‘Splitter blocks’ as they are sometimes known – especially in Queensland – are commonly defined as parcels of land greater than 800 square metres that can be subdivided into multi-unit development sites. In the broader Australian context, my advice applies to blocks of land greater than 600 square metres in the inner suburbs and proposed for redevelopment.

Several important considerations need to be assessed before you purchase a site that looks suitable for a multi-unit development proposal.

Firstly, there are no set controls that dictate the minimum lot size for a multi-unit development, however several important planning controls need to be considered that protect the amenity of surrounding properties. These include minimum setbacks, height limits, overshadowing, overlooking and the provision of car spaces. These controls are variable and based on the specific controls and conditions that relate to your site.

A rule of thumb we use in Melbourne is a minimum lot size of 300 square metres for multi-unit development in a typical middle suburb. Therefore, if you had a large 910-square-metre property, you could use three double-storey townhouses as a good starting point.

Of course, our job as town planners and architects is to maximise your development potential, so we would identify opportunities to increase that to four, five or six townhouses on this site, achieved through a range of clever planning and design treatments.

The best approach when you’re first assessing the feasibility of your next development is to engage a planner to complete a property development assessment. This acts like a SWOT (strengths, weakness, opportunities, threats) analysis.

It pays to do your due diligence to identify the best development strategy for you. Not every block can be split.
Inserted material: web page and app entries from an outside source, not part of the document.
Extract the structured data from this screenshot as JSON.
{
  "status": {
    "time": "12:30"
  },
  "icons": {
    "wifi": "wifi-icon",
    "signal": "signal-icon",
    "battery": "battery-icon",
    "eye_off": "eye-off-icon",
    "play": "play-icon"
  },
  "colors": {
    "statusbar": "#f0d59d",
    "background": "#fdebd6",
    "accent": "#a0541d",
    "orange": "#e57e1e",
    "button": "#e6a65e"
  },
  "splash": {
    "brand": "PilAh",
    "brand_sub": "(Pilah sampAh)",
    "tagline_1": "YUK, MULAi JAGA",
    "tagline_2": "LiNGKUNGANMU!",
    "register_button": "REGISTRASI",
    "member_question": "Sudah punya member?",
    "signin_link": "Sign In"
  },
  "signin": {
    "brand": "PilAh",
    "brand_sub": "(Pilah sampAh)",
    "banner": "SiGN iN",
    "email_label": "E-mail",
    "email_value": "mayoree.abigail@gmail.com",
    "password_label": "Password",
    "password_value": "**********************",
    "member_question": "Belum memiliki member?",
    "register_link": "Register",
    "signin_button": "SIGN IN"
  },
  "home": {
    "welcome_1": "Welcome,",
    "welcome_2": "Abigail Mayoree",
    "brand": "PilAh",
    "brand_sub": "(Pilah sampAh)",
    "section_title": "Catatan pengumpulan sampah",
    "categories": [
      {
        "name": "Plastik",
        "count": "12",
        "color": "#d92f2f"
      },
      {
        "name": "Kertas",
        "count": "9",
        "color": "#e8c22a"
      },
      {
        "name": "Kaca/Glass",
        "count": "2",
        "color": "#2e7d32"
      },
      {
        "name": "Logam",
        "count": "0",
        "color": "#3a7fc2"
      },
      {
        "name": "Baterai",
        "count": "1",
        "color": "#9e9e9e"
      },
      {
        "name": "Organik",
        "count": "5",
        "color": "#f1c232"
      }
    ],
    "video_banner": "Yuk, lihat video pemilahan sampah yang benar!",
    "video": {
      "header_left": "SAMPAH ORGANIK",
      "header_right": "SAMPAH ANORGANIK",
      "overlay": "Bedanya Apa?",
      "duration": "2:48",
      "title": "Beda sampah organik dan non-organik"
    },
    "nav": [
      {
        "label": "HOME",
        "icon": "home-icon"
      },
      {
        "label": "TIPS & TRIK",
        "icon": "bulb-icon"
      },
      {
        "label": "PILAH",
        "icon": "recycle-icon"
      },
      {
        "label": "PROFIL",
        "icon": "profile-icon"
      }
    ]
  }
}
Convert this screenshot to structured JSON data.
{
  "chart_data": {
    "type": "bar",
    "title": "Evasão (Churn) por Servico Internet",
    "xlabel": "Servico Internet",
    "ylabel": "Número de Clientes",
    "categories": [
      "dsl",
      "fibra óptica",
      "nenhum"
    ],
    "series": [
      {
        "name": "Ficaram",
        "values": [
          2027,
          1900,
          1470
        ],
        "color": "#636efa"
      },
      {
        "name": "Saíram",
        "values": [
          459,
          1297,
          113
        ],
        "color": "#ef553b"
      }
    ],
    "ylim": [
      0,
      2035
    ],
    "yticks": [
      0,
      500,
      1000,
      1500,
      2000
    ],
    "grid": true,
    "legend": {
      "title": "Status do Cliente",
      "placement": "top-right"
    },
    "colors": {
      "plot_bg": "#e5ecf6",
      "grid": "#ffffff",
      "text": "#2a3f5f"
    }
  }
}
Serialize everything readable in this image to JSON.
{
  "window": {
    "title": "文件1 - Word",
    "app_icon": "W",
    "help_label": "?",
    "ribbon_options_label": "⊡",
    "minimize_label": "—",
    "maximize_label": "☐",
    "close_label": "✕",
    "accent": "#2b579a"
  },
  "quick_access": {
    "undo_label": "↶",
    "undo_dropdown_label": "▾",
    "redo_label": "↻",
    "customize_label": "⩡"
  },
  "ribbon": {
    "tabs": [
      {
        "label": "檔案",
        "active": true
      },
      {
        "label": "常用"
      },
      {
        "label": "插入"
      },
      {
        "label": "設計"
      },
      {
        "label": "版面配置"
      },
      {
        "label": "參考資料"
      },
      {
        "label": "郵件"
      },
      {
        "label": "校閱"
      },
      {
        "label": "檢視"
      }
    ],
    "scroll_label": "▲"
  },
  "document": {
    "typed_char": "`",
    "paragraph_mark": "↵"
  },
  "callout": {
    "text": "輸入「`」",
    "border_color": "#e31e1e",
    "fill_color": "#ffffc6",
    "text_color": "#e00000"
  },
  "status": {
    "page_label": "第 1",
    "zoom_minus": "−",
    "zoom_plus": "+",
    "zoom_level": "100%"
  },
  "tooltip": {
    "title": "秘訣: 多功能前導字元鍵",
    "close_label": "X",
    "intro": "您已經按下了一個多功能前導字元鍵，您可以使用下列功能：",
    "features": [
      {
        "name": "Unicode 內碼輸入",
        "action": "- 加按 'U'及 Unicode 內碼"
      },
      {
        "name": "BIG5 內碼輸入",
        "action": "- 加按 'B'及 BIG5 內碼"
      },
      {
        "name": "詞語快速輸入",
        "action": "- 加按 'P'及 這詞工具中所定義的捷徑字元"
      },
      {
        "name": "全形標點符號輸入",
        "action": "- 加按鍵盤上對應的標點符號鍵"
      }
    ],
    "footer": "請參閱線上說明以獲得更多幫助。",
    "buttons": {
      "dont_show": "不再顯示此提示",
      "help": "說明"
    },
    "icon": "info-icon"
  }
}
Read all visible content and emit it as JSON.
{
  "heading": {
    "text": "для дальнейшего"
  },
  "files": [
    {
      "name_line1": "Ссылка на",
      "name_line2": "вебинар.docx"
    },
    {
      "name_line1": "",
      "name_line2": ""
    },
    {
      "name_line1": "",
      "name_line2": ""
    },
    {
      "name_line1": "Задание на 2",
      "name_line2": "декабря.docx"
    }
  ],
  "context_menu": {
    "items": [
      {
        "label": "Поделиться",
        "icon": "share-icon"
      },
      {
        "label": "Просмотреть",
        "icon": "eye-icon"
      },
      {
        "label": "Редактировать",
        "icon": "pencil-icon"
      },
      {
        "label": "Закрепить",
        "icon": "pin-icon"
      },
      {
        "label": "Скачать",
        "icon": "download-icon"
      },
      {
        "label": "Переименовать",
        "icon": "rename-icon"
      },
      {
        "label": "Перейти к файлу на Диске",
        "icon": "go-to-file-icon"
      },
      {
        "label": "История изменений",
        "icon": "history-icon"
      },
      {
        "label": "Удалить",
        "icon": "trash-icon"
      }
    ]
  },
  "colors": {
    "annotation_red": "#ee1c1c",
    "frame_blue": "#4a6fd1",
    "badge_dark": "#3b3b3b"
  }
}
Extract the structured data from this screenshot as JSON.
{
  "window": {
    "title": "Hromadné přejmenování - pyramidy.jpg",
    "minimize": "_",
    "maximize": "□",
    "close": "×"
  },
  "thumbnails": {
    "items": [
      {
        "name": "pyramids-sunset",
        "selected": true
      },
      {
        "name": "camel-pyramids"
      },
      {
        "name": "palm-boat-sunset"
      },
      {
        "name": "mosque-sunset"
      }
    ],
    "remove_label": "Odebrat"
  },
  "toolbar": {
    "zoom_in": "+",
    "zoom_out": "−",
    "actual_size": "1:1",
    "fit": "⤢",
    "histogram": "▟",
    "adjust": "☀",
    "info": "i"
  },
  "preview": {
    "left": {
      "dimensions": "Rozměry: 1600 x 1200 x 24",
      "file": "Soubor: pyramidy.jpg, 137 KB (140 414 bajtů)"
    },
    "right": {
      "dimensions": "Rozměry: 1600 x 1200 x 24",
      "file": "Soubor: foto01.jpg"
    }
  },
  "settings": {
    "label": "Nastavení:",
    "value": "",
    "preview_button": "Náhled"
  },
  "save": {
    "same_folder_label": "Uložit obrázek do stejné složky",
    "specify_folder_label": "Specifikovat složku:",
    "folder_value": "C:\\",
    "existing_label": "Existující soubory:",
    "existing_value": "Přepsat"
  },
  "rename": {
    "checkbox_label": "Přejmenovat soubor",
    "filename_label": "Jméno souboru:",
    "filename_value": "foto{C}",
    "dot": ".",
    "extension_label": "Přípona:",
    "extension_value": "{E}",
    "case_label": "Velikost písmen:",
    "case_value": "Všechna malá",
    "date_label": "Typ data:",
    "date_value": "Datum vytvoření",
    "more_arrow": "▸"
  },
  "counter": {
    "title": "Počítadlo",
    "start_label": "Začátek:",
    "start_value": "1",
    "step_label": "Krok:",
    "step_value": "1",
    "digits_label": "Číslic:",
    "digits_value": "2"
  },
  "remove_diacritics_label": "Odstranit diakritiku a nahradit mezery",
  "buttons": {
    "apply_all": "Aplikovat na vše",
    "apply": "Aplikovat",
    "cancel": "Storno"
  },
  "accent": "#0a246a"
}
I’d recommend you put in place an experienced team of planners, architects and builders that can move your application through the process efficiently and effectively.

This article first appeared for Australian Property Investor Magazine